Military Transport Aircraft EADS MTA successfully performs the first in-flight wet contact of its Air Refuelling Boom System.
Madrid, 04Â MarchÂ 2008
The first in-flight wet contact of the EADS MTA Air Refuelling Boom System (ARBS) has successfully been performed using an F-16 aircraft.
This advanced boom system, installed on an Airbus A310 used as a flight test bed, performed the wet contact with the receiver aircraft following the planned procedure, at an altitude of 27000 feet. The contact represented how the ARBS will be used during a typical air-to air refuelling mission. This is the 73rd test flight for the boom system totaling more than 200 flight hours.

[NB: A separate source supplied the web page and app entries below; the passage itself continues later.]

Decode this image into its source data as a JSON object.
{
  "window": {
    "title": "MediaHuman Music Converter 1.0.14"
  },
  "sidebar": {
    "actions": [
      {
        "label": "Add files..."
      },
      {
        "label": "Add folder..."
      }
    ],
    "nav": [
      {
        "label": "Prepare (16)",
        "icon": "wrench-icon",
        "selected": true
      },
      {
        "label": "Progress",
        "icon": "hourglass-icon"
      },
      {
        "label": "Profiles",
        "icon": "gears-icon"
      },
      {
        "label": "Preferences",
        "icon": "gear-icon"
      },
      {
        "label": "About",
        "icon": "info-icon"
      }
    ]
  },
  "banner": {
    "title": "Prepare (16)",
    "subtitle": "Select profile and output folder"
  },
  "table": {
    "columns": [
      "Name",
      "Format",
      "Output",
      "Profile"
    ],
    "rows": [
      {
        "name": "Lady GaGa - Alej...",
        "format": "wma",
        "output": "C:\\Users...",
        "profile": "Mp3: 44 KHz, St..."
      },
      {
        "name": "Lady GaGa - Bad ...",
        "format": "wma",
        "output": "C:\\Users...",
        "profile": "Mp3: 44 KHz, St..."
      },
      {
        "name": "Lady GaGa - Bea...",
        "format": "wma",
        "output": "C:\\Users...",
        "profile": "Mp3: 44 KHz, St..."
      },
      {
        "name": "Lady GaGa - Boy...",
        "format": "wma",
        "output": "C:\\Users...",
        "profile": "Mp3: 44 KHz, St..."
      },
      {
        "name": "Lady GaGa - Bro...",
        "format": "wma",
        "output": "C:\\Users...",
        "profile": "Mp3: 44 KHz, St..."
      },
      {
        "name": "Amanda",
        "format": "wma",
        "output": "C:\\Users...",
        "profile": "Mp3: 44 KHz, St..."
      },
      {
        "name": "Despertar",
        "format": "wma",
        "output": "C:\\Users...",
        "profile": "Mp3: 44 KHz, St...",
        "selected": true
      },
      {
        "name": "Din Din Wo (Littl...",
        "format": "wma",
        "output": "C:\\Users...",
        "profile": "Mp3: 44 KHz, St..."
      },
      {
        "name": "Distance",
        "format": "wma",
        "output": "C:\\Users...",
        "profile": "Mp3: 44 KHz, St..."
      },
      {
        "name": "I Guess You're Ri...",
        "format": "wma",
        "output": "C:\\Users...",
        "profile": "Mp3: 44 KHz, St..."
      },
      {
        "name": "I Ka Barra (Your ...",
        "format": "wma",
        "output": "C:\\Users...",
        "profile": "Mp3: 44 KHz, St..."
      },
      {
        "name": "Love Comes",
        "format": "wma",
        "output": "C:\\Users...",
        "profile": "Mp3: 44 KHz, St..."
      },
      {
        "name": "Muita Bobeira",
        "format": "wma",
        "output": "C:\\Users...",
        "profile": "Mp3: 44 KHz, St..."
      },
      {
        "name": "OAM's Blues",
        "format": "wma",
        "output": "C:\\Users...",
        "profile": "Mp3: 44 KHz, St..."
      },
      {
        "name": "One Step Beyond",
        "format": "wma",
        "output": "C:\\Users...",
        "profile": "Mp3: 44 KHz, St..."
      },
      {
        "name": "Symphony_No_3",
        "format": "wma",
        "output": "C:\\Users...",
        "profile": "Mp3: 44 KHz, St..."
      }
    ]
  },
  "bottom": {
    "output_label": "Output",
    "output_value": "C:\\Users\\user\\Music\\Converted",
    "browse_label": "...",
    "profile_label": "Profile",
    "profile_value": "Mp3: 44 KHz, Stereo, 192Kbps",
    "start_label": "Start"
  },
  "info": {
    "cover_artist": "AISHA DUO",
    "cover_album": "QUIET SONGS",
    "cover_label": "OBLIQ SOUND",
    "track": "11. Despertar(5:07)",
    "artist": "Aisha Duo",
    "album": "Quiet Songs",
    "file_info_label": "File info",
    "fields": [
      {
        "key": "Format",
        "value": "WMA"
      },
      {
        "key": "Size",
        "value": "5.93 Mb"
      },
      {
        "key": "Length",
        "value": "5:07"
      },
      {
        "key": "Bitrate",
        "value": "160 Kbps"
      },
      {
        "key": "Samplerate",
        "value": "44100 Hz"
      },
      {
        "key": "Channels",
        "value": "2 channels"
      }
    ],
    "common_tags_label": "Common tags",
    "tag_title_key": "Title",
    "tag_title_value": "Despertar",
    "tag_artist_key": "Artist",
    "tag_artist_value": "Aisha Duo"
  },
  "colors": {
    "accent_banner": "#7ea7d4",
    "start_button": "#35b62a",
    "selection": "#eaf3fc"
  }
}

Along the Flight Test Program the systems have been validated, the boom aerodynamic and the Flight By Wire control system have demonstrated outstanding handling qualities through the whole envelope, the dry contacts had been cleared in flight. After complete ground test refueling operations today fuel transferences in-flight have been made using F-16s from the Portuguese Air Force. This has been the last milestone in the development of the EADS MTA Boom
The ARBS has been chosen by four of the five customers for the A330 MRTT (Multi Role Tanker Transport) and the first aircraft equipped with the ARBS will be delivered to the Royal Australian Air Force early next year. The air forces of Saudi Arabia and the United Arab Emirates have chosen the A330 MRTT equipped with the ARBS and the same system has been proposed on the KC-30. This is the variant of the A330 MRTT offered by Northrop Grumman, US partner of EADS that has just won the competition to supply 179 tankers to the USAF.
â€œThis is another step forward in our Air Refuelling Boom System programme. It shows our commitment toward the most demanding customers to provide them with the most advanced air-to-air refuelling technologies and systems in the marketâ€, said Carlos Suarez, Head of EADS Military Transport Aircraft Division.
The boom is 17 meters long at full extension and allows the transfer of 2270 litre/minute (1200 US gal/min) of fuel. The fly-by-wire boom is controlled remotely from a console in the cockpit, where an operator uses an advanced technology 3 dimensional visual system. This gives safer operation and a reduced workload for the boom operator, and enables the tanker crew to be located together.